What is your motivation to be a scientist? This question has been lingering in my mind during my student career.
Of course, the answer is plenty, varying from person to person. I have met many scientists through the years. They shared their personal stories. I have concluded the reasons that attract them in their chosen subject are money, social statue, a raw love, to be most intelligent, a sense of duty and so on, and most commonly, a combination of them. The most impressive one for me is “curiosity”. I got it from a young scientist by an online investigation. He describes science is the real game. Our task is to understand the nature due to its lots of mysteries.
So what’s your motivation? I had been seeking my answer for several years. At the first day I came to Peking University (China) to become a master student. I told to myself: I would be a young scientist, not a student anymore. Though at that time, I still have no idea why I chose the major, organic synthesis for advanced material. And my objective is just to get to the top! After several months’ exploration, I obtained three kinds of organic materials. They exhibited strong emission under ultraviolet light. It is a shock when I first saw their charming fluorescence, green, yellow and red. At that moment, I realized science is really interesting because it can create a lot of unknown materials by ourselves, which may be the fascination of science.

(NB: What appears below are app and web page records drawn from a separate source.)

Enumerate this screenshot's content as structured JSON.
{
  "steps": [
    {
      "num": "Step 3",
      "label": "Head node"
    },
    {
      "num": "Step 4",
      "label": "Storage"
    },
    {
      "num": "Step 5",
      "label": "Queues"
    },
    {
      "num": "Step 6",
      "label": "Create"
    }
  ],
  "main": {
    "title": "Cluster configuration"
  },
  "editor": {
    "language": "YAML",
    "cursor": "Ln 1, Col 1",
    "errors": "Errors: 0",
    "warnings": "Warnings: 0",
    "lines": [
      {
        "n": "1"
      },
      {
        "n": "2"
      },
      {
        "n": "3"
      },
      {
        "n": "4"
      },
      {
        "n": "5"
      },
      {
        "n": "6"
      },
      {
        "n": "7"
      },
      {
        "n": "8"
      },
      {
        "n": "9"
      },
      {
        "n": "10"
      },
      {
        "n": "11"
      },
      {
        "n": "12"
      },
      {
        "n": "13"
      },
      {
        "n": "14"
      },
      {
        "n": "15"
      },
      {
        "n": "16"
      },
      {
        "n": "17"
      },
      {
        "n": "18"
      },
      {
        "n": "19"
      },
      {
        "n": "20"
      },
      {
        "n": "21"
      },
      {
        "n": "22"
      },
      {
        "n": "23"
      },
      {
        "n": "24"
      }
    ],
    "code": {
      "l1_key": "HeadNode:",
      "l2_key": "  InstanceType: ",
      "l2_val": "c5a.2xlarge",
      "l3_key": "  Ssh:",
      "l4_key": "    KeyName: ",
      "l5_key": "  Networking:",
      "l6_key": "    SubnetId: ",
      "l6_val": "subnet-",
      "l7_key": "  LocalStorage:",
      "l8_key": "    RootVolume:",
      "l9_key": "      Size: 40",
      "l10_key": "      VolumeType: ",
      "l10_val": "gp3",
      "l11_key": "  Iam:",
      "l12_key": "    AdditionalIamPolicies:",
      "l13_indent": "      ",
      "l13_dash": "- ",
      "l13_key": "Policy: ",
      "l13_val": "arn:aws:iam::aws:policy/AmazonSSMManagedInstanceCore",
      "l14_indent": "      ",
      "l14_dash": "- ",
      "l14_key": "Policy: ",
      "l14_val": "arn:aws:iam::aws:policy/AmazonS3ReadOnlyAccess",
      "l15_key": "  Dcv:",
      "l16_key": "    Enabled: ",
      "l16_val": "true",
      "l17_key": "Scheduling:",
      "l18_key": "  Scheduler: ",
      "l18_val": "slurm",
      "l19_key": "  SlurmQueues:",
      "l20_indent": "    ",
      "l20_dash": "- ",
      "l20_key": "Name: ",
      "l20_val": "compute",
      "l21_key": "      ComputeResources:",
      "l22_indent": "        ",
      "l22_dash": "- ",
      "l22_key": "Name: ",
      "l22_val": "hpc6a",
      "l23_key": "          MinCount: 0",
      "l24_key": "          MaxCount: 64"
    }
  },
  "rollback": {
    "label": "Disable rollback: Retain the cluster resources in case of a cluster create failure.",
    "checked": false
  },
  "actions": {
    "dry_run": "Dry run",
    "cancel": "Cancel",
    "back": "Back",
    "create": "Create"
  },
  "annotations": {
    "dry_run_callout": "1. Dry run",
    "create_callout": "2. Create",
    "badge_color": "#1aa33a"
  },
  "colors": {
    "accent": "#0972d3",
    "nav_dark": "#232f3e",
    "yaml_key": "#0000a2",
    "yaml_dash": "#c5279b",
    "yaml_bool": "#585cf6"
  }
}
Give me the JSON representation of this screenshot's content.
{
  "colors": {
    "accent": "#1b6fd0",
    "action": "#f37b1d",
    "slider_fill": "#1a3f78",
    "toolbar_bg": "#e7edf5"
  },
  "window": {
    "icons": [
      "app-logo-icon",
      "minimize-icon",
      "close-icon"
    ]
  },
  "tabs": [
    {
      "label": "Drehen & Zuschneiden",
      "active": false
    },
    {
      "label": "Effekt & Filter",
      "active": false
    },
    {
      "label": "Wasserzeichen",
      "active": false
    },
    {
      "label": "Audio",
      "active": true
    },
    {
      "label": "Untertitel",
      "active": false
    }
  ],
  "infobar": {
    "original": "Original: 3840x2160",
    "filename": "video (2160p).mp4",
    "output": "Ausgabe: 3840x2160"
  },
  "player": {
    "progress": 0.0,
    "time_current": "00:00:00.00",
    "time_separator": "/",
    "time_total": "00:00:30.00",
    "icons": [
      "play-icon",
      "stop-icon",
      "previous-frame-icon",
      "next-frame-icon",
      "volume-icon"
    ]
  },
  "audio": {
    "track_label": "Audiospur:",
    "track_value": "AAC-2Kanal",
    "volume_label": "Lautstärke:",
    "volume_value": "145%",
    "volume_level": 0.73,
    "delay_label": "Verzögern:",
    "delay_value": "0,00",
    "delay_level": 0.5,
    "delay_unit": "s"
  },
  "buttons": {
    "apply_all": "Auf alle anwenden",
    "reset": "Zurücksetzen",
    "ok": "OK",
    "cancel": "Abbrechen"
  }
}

There is an interesting analogy I heard from my supervisor. He described organic synthesis as cooking, ingredients as reactants, adding the oil and a little salt as catalyst. Whether to add the water as solvent depends on which kinds of dishes you want, like the synthetic method, solid-phase or solution-phase synthesis (for soup). And after heating for a while, you can get a tasty dish. This vivid metaphor encourages me to create more novel materials. We can cook a variety of delicious dishes, isn’t it easy to create a lot of interesting materials that are useful for human?
Luckily, in this summer I joined a program and studied in HZB for two months. My project is to design and synthesize the new cathode material for aqueous Zn-Ion batteries. This is a brand-new research field for me. We grafted the active materials to a polymer backbone bearing ionically charged electron-withdrawing groups. After obtaining the polymers, I fabricate it as electrode materials in Zn-Ion batteries, using water as electrolyte and test their properties. When I saw the first battery I fabricated, the question of motivation to do science I explored emerged in my mind again. Before I came here, I thought perhaps the fascination and curiosity. Staring at my battery, it is small with only 2 cm diameter but can store large amount of energy. I imagined I can use it in my electric device thought it didn’t work, and the higher capacity is required. Now, there is still something puzzling me in the experiment but the motivation to do science is clear. That’s the strength of science. Science can create a lot to help human and refresh our word like the creation of electric vehicles and electric aircrafts.
So what’s your motivation to be a scientist?